After driving the count full, Nick Green won an eight-pitch battle with Milton and drew a walk. The next batter, pitcher Waechter, bunted and was safe on a fielder’s choice when catcher Jason LaRue couldn’t get Green out at second. Trouble for Milton began to snowball: The next batter, Crawford, lined a double to center, scoring Green and advancing Waechter to third base. Julio Lugo then reached first on an infield single on a ball hit back to Milton, loading the bases. Next, Eduardo Perez, son of Reds legend Tony Perez, launched a grand slam to left field. The offense continued to lay it on Milton: Aubrey Huff landed on second with a double, the fourth consecutive hit. Damon Hollins grounded out, advancing Huff to third base, and Alex Gonzalez’s sacrifice fly to center field scored Huff. With a lineout from Toby Hall to shortstop Felipe Lopez, the inning ended. When the barrage was over, the Devil Rays had scored six runs on four hits, taking a 7-3 lead.
The Reds plated a run in the bottom of the sixth inning after Sean Casey and Ken Griffey Jr. singled to begin the inning. With two outs, Felipe Lopez singled and drove in Casey. The Devil Rays responded in the top of the seventh with two runs on a sacrifice fly off the bat of Alex Sanchez, which scored Julio Lugo, and an RBI single from Toby Hall that scored Aubrey Huff. With the Devil Rays leading 9-4, things were looking dismal for the Reds. According to the Baseball-Reference Win Probability Chart, the Devil Rays had a 97 percent chance of winning at this point in the game.

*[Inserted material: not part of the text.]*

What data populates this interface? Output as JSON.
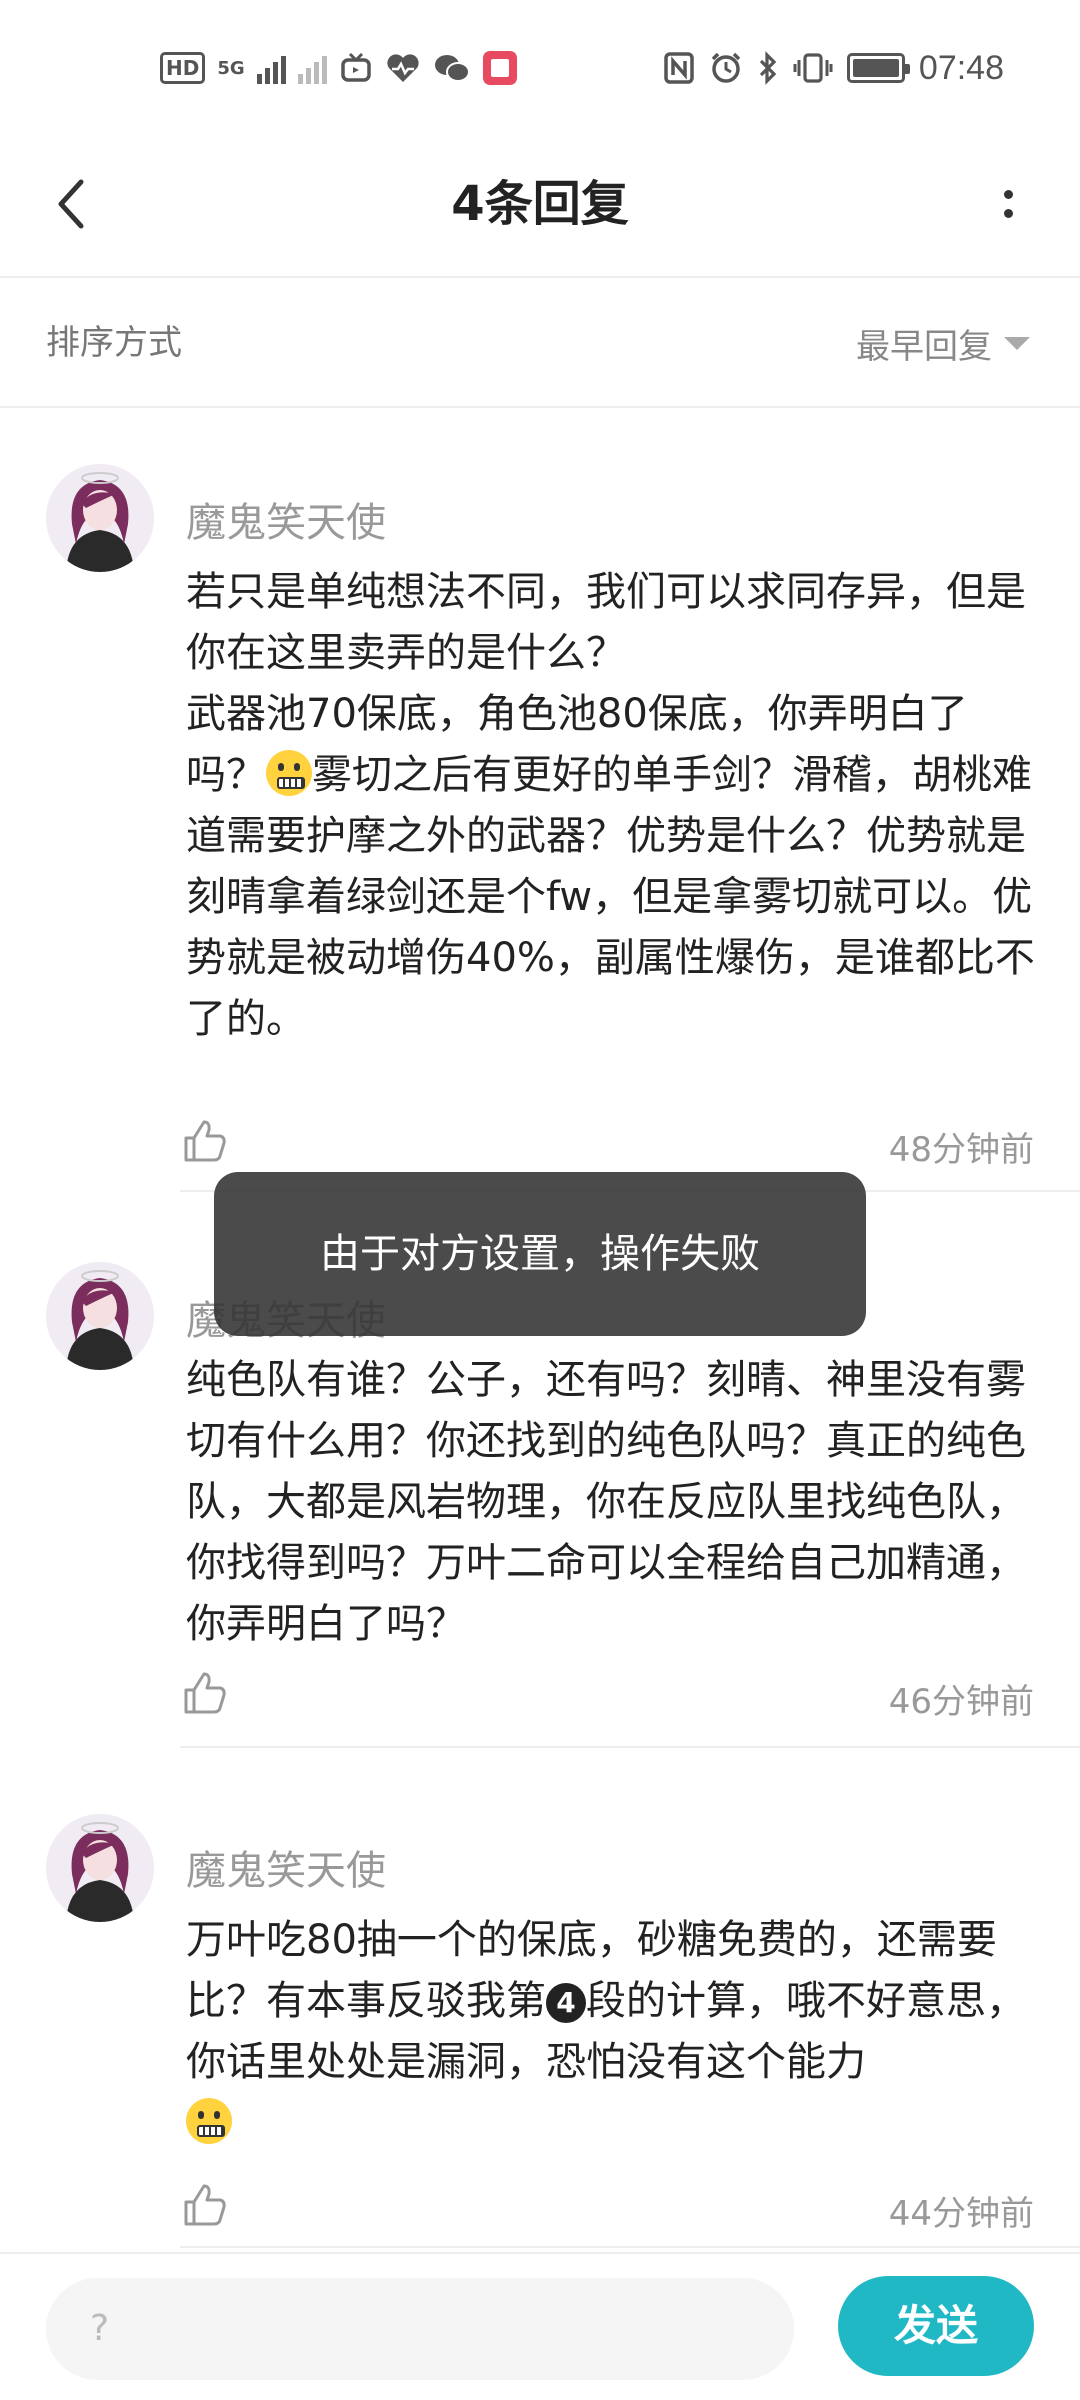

Jason LaRue led off the bottom of the seventh inning with a solo home run. In the eighth, the Reds’ bats came alive. Peña singled and Adam Dunn connected for a two-run homer. The next batter, pinch-hitter Jacob Cruz, also joined the home-run bonanza, knocking a solo shot that brought the deficit to 9-8. The Devil Rays were blanked in the top of the ninth and their formidable closer, Danys Baez, came in to close out the game.
Ryan Freel led off with an infield single to third base and Joe Randa walked. Baez, who soon was chosen for the American League All-Star team, got Sean Casey to ground into a shortstop-to-first double play. With two outs, his team down by one run and a runner on third, Ken Griffey Jr. hit a clutch RBI single to right field, tying the game, 9-9. The next batter, Wily Mo Peña, had already had a good night, 2-for-4 with a home run, but this was his bobblehead night — his night. On Baez’s sixth pitch to him, Peña crushed a ball to the upper left-field deck, giving the Reds an 11-9 walk-off victory.

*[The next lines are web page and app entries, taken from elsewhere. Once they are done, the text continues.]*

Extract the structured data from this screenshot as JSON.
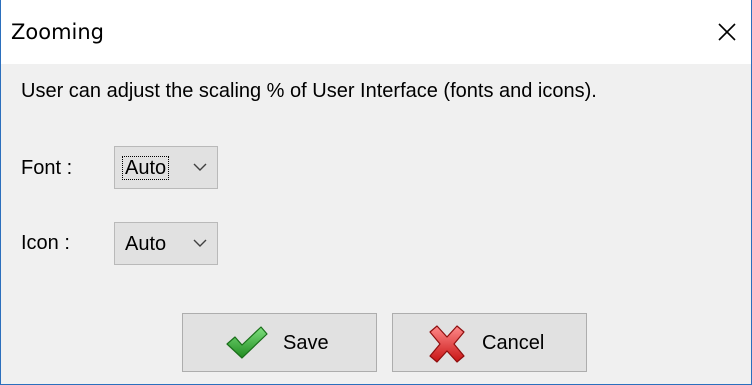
{
  "window": {
    "title": "Zooming",
    "close_icon": "close-icon"
  },
  "description": "User can adjust the scaling % of User Interface (fonts and icons).",
  "font_setting": {
    "label": "Font :",
    "value": "Auto"
  },
  "icon_setting": {
    "label": "Icon :",
    "value": "Auto"
  },
  "buttons": {
    "save": {
      "label": "Save",
      "icon": "checkmark-icon",
      "icon_color": "#2e9e2e"
    },
    "cancel": {
      "label": "Cancel",
      "icon": "red-x-icon",
      "icon_color": "#d92020"
    }
  },
  "colors": {
    "border_accent": "#2b6fbd",
    "dialog_background": "#f0f0f0"
  }
}
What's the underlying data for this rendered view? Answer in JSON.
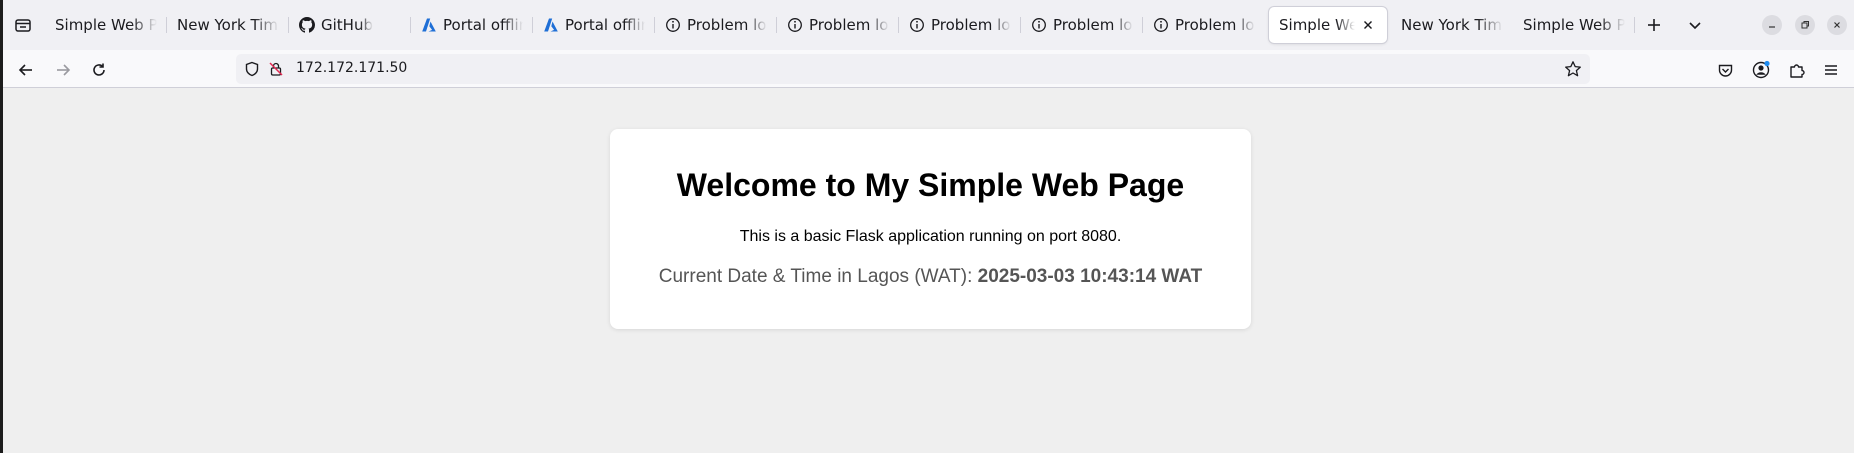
{
  "tabs": [
    {
      "title": "Simple Web Page",
      "icon": "none",
      "width": 122,
      "active": false
    },
    {
      "title": "New York Times",
      "icon": "none",
      "width": 122,
      "active": false
    },
    {
      "title": "GitHub",
      "icon": "github-icon",
      "width": 122,
      "active": false
    },
    {
      "title": "Portal offline",
      "icon": "azure-icon",
      "width": 122,
      "active": false
    },
    {
      "title": "Portal offline",
      "icon": "azure-icon",
      "width": 122,
      "active": false
    },
    {
      "title": "Problem loading page",
      "icon": "info-icon",
      "width": 122,
      "active": false
    },
    {
      "title": "Problem loading page",
      "icon": "info-icon",
      "width": 122,
      "active": false
    },
    {
      "title": "Problem loading page",
      "icon": "info-icon",
      "width": 122,
      "active": false
    },
    {
      "title": "Problem loading page",
      "icon": "info-icon",
      "width": 122,
      "active": false
    },
    {
      "title": "Problem loading page",
      "icon": "info-icon",
      "width": 122,
      "active": false
    },
    {
      "title": "Simple Web Page",
      "icon": "none",
      "width": 118,
      "active": true
    },
    {
      "title": "New York Times",
      "icon": "none",
      "width": 122,
      "active": false
    },
    {
      "title": "Simple Web Page",
      "icon": "none",
      "width": 122,
      "active": false
    }
  ],
  "nav": {
    "url": "172.172.171.50"
  },
  "page": {
    "heading": "Welcome to My Simple Web Page",
    "description": "This is a basic Flask application running on port 8080.",
    "datetime_label": "Current Date & Time in Lagos (WAT): ",
    "datetime_value": "2025-03-03 10:43:14 WAT"
  },
  "colors": {
    "tabstrip_bg": "#f0f0f4",
    "navbar_bg": "#f9f9fb",
    "page_bg": "#efefef",
    "card_bg": "#ffffff",
    "azure_blue": "#1f6fd6"
  }
}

Fans celebrated with by chanting Peña’s name, waving his bobblehead again as he rounded the bases, and forcing him to come out of the dugout for a curtain call. Peña’s game stats included three hits, three runs, and three RBIs with two home runs. “I hope tomorrow is another one so I can have a game like tonight,” he said.3
I was fortunate enough to be in attendance for this game and, even luckier, I caught the game-winning home-run ball! I was 11 years old at the time, and once a year I would go to a game with my cousins, uncles, and grandfather as part of a family outing — this was one of those games. Interestingly, I found a four-leaf clover earlier in the day while pulling weeds in my grandparents’ garden. Did luck have something to do with it? The ball remains one of my most prized possessions, along with the Wily Mo Peña bobblehead.
1 Associated Press, “D-Rays Waste Five-Run Lead, Perez Grand Slam,” June 8, 2005. Found online at https://espn.com/mlb/recap?gameId=250608117.
2 Associated Press.
3 Associated Press.